A full tub of dried, crushed clay ready to recycle. Next to it, a large slab of plaster called a batt, which will absorb extra water in the clay.
Adding moldy slip to sour the clay.
In the pail, we see some slip I mixed up about three years ago. Notice the blue color under the surface of the slip - this is mold. Adding a few scoops of this to the clay will encourage mold growth, like a sourdough starter or yeast into a dough. This process, called souring, increases plasticity to the clay. Also notice how thick and creamy the slip is, even after having sat for months without stirring. this is due to the addition of bentonite, a clay body that is a strong deflocculant, which helps keep particle in suspension. Add enough, and the slip will turn into a gel.
Adding vinegar and water to the dry clay.
Vinegar is a flocculant - meaning it encourages clay particles to fall out of suspension. We want this, to settle the finer particles quickly, in order that the particles don't settle in strata according to size after mixing the clay. The sour slip I added contains bentonite, which will encourage suspensions, so it's important that I add vinegar if I also add a souring agent. About 1% vinegar to weight of clay is needed, but you can estimate and it will work fine.
Note all the air bubbles rising. You will also get floating bits or impurities which you can scoop out at this point.
Clay settled out of suspension.

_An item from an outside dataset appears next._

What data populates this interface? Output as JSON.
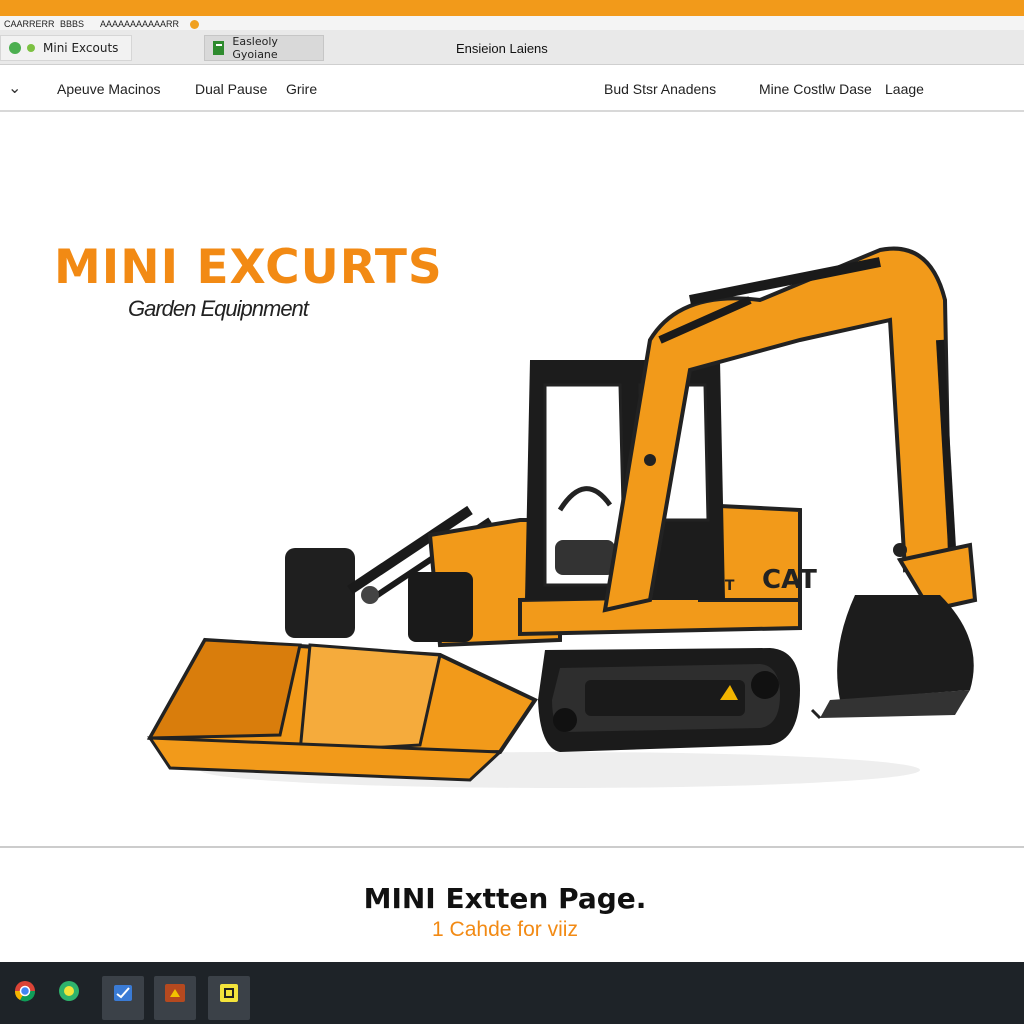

This is before I stirred the clay and water mix - but notice that the chunks of clay have dissolved into something resembling a silt deposit. I will now stir the clay with my hands, checking for lumps of harder clay to break apart or impurities, and allowing the water greater access to the depths of the bucket.
The clay particles have been freed of most of their bonds, and now align themselves at right angles to the other clay particles nearby, thus destroying plasticity. We will need to knead the clay back into layers of particles lying next to each other to regain plasticity.

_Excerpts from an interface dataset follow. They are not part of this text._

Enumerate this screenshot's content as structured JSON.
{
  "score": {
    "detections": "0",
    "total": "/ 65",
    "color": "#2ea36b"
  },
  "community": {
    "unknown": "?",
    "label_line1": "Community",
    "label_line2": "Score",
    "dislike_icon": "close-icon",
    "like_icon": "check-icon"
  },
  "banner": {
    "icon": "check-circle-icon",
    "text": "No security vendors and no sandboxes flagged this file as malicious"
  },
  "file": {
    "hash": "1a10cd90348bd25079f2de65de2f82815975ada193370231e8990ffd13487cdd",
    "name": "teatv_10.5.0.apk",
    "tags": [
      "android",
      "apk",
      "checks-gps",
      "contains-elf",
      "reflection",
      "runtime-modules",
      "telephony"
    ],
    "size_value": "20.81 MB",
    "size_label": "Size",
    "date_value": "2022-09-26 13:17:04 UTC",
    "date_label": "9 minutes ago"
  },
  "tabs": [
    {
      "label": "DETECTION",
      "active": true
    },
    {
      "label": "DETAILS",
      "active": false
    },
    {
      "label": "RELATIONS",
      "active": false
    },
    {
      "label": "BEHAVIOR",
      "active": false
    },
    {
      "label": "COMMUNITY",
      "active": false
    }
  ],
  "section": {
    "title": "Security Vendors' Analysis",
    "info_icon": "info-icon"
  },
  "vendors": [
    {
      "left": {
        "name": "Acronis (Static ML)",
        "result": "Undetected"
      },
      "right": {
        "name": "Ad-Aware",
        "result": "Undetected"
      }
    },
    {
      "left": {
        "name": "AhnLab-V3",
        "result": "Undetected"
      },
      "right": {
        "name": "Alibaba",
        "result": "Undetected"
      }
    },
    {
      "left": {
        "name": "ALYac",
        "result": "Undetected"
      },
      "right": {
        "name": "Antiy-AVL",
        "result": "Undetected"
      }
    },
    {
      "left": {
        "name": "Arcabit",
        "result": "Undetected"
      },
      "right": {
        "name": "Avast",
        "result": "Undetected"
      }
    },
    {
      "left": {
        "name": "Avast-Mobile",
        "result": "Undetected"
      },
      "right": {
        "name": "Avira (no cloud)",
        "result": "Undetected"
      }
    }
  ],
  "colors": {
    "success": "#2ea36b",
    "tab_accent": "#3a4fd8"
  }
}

Clay muck laid out on the batt.
The clay will dewater by the action of the plaster batt sucking moisture out through the bottom of the clay. This will mean that the bottom will dry first, so it is important to keep an eye on how fast it's drying.
Turning the clay.

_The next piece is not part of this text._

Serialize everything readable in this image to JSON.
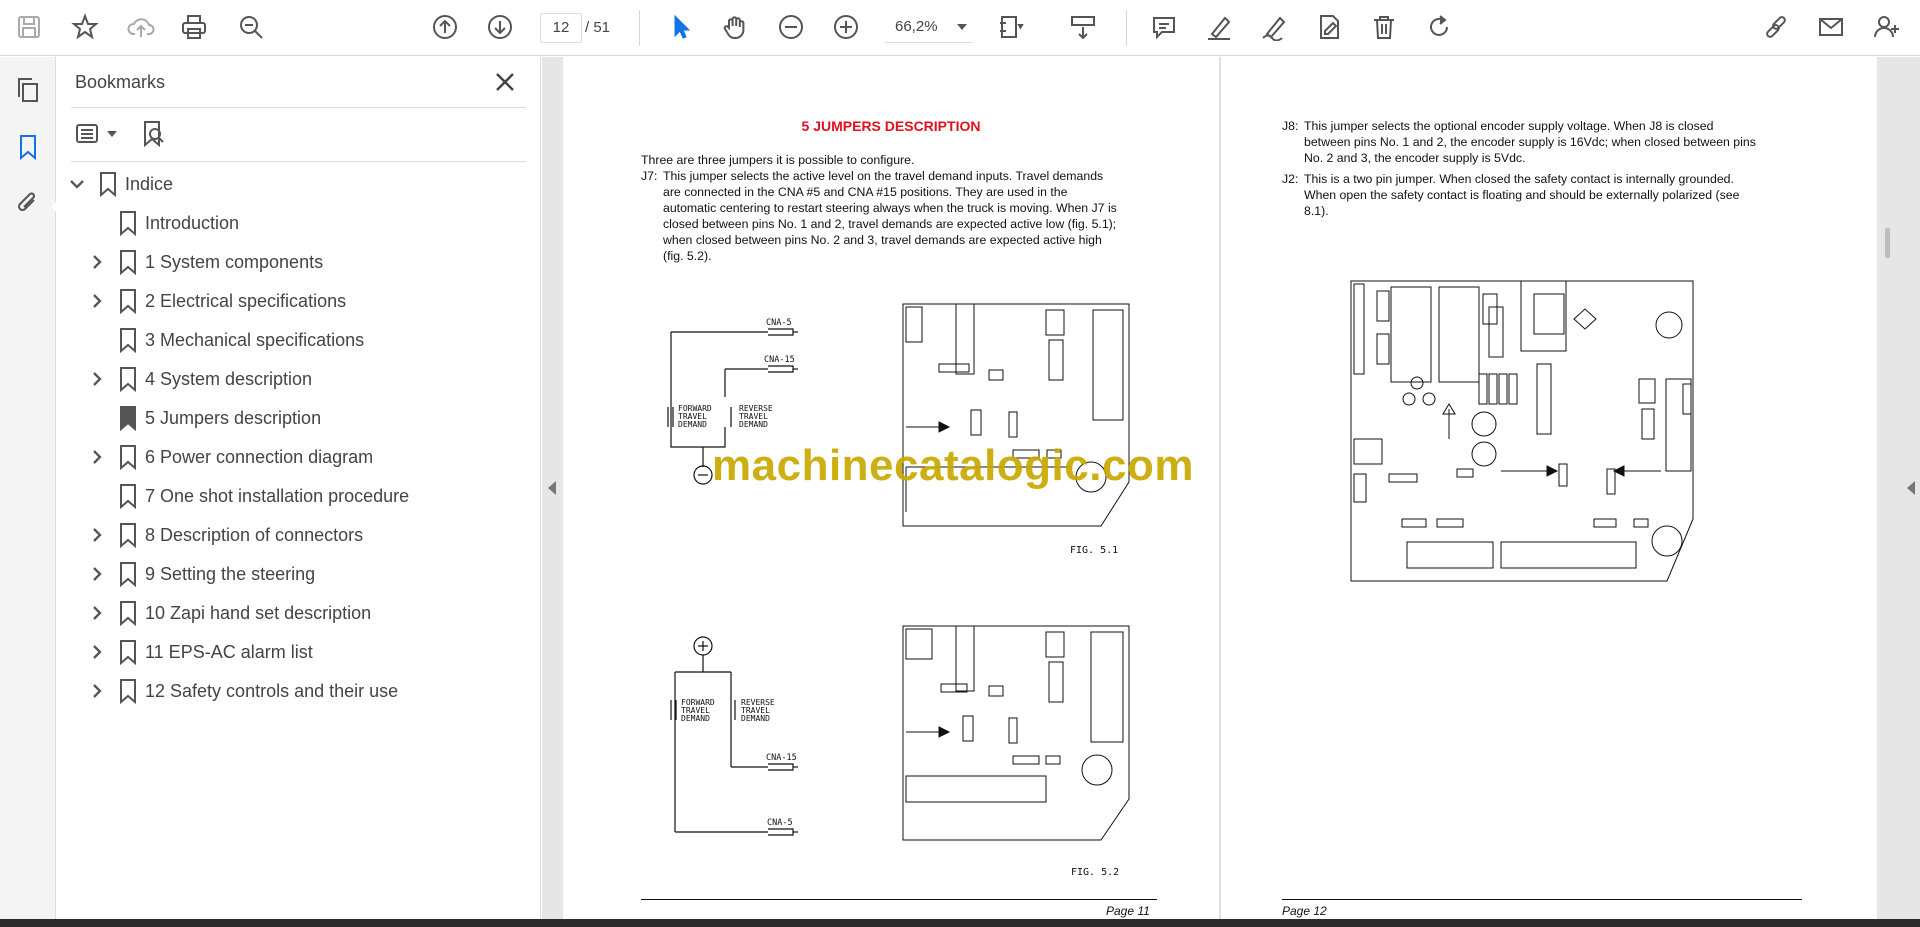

At a certain point, the clay will be dry enough on the bottom to where you can peel the mass cleanly away from the plaster batt. The clay above the bottom will still be very wet, however, so you should flip the mass over. It's tricky to do it all in one piece; I usually do it in sections.
Almost ready to wedge and knead.
The clay in this picture has been flipped and now I am just waiting until the perfect moisture content to wedge and knead it. I wedge mine on the softer side, and through hard-won experience I have learned to not let the clay sit on the batt a moment longer than I like it. with a dry batt, the dewatering process takes about a day and a half to two and a half days.